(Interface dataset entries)
________

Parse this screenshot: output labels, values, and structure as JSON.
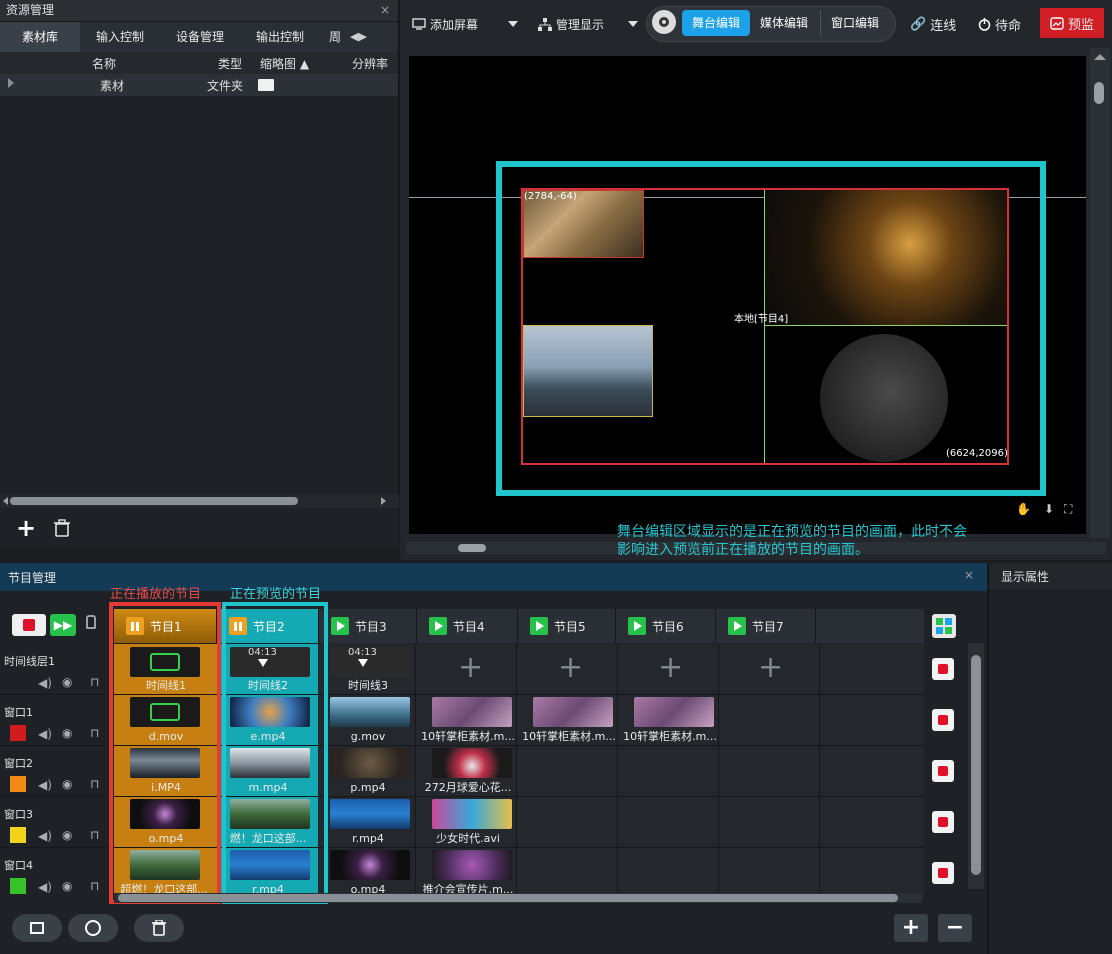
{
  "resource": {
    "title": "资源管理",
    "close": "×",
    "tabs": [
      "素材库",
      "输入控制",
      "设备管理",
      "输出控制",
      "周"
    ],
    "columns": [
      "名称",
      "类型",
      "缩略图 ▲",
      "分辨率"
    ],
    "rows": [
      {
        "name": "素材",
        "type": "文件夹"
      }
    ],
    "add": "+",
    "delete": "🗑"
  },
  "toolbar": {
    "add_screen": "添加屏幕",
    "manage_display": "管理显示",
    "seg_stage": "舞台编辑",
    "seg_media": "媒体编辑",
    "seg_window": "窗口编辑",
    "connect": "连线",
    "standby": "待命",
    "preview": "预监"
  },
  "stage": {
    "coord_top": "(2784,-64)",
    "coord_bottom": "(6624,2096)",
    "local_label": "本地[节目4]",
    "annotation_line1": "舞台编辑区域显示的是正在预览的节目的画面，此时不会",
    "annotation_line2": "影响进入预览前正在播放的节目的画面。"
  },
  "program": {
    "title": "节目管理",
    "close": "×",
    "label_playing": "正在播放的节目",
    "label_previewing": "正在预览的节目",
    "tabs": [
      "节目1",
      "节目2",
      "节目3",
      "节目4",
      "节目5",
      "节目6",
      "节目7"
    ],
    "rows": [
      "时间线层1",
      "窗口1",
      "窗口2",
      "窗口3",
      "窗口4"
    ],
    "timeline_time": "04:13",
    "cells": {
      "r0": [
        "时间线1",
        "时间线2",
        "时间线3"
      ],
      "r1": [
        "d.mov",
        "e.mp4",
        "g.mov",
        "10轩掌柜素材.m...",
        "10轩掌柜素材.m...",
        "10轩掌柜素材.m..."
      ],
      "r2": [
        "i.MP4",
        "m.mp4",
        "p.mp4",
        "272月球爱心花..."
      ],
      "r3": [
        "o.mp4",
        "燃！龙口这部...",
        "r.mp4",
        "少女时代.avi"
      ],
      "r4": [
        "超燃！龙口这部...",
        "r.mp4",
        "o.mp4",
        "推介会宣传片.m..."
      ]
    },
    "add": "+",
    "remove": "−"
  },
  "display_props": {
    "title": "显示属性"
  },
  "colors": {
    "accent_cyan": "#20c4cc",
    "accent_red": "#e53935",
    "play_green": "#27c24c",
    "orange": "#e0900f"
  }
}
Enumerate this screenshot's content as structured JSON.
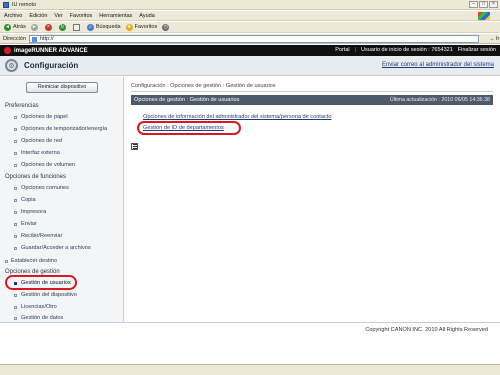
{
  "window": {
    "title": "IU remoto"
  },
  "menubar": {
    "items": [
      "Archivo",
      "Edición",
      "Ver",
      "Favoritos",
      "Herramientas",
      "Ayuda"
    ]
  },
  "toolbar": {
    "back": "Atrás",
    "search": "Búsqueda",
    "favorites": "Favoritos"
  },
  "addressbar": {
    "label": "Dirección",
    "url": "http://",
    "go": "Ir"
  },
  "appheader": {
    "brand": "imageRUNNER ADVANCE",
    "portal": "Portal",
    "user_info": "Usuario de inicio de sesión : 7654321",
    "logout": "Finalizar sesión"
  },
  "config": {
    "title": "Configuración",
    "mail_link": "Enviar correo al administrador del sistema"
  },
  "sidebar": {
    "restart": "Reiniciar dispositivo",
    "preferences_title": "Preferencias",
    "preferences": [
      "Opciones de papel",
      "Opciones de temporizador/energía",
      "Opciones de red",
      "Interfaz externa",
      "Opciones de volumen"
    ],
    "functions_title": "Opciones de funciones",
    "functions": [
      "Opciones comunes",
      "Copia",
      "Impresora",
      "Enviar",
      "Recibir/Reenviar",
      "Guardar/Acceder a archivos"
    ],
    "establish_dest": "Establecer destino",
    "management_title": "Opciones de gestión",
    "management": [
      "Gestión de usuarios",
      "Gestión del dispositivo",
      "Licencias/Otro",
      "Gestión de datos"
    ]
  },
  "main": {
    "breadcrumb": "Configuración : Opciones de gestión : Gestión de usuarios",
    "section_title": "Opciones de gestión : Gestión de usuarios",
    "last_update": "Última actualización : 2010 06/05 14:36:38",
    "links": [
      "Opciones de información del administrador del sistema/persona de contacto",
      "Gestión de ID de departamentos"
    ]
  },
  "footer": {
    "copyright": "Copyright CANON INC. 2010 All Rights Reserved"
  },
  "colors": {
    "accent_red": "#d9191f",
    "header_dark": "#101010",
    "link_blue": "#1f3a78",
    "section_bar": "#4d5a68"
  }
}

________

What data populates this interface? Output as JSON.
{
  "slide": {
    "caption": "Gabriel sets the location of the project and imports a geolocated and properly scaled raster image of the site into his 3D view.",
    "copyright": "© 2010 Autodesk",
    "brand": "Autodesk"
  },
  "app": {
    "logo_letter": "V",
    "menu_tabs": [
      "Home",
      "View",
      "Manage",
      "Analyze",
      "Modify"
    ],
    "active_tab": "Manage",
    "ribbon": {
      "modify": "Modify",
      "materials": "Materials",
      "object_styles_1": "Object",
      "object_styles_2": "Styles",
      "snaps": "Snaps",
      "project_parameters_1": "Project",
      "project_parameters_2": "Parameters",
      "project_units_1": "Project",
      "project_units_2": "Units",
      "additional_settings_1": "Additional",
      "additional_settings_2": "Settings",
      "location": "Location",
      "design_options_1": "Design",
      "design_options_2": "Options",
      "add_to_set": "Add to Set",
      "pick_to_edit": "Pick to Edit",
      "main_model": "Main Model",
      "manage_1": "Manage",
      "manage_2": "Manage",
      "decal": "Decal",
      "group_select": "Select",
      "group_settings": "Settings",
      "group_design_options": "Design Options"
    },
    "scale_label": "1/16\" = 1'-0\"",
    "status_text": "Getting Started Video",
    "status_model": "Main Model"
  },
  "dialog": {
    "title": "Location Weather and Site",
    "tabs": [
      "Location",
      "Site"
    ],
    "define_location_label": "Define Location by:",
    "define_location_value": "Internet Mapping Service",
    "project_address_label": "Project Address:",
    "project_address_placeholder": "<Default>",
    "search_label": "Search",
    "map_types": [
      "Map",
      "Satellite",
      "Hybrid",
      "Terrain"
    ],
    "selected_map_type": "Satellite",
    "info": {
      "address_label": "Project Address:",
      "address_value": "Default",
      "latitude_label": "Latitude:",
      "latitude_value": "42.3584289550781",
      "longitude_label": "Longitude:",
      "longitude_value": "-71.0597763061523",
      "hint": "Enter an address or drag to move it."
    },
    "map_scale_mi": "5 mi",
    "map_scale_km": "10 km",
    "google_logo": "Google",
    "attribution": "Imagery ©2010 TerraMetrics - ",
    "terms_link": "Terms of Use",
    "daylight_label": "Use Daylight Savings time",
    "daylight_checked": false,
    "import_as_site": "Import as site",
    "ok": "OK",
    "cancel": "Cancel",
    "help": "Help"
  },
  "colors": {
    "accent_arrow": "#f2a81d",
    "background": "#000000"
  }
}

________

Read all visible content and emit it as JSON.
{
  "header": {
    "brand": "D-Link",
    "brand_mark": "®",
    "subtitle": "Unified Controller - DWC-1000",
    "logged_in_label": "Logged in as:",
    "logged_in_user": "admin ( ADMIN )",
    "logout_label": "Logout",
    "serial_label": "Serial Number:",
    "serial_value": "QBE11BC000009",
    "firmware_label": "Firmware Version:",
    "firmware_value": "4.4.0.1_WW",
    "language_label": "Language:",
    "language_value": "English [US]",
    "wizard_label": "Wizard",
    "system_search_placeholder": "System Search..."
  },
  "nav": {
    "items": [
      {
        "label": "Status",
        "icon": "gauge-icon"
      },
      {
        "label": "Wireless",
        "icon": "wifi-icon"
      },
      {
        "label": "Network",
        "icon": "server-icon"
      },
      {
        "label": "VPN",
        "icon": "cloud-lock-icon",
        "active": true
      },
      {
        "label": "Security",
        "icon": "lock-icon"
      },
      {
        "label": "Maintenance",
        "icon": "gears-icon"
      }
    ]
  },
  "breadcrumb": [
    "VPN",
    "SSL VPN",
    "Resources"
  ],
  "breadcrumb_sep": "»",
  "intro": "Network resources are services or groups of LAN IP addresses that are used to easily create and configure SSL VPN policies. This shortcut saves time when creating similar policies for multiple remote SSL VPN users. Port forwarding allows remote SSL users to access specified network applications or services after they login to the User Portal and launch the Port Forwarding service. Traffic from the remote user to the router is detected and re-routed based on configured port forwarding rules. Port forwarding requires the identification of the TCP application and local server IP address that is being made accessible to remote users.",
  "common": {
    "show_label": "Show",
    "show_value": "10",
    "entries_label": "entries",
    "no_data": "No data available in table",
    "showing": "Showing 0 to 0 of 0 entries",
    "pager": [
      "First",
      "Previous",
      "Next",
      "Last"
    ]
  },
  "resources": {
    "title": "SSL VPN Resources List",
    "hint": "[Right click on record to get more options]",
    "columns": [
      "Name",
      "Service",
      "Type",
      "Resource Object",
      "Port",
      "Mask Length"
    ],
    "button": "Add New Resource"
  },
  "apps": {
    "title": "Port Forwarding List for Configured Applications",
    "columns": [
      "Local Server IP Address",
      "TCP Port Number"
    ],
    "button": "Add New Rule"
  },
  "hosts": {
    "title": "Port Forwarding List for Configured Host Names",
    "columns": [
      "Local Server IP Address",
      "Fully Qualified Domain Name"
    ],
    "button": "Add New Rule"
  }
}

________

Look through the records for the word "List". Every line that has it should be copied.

    "title": "SSL VPN Resources List",
    "title": "Port Forwarding List for Configured Applications",
    "title": "Port Forwarding List for Configured Host Names",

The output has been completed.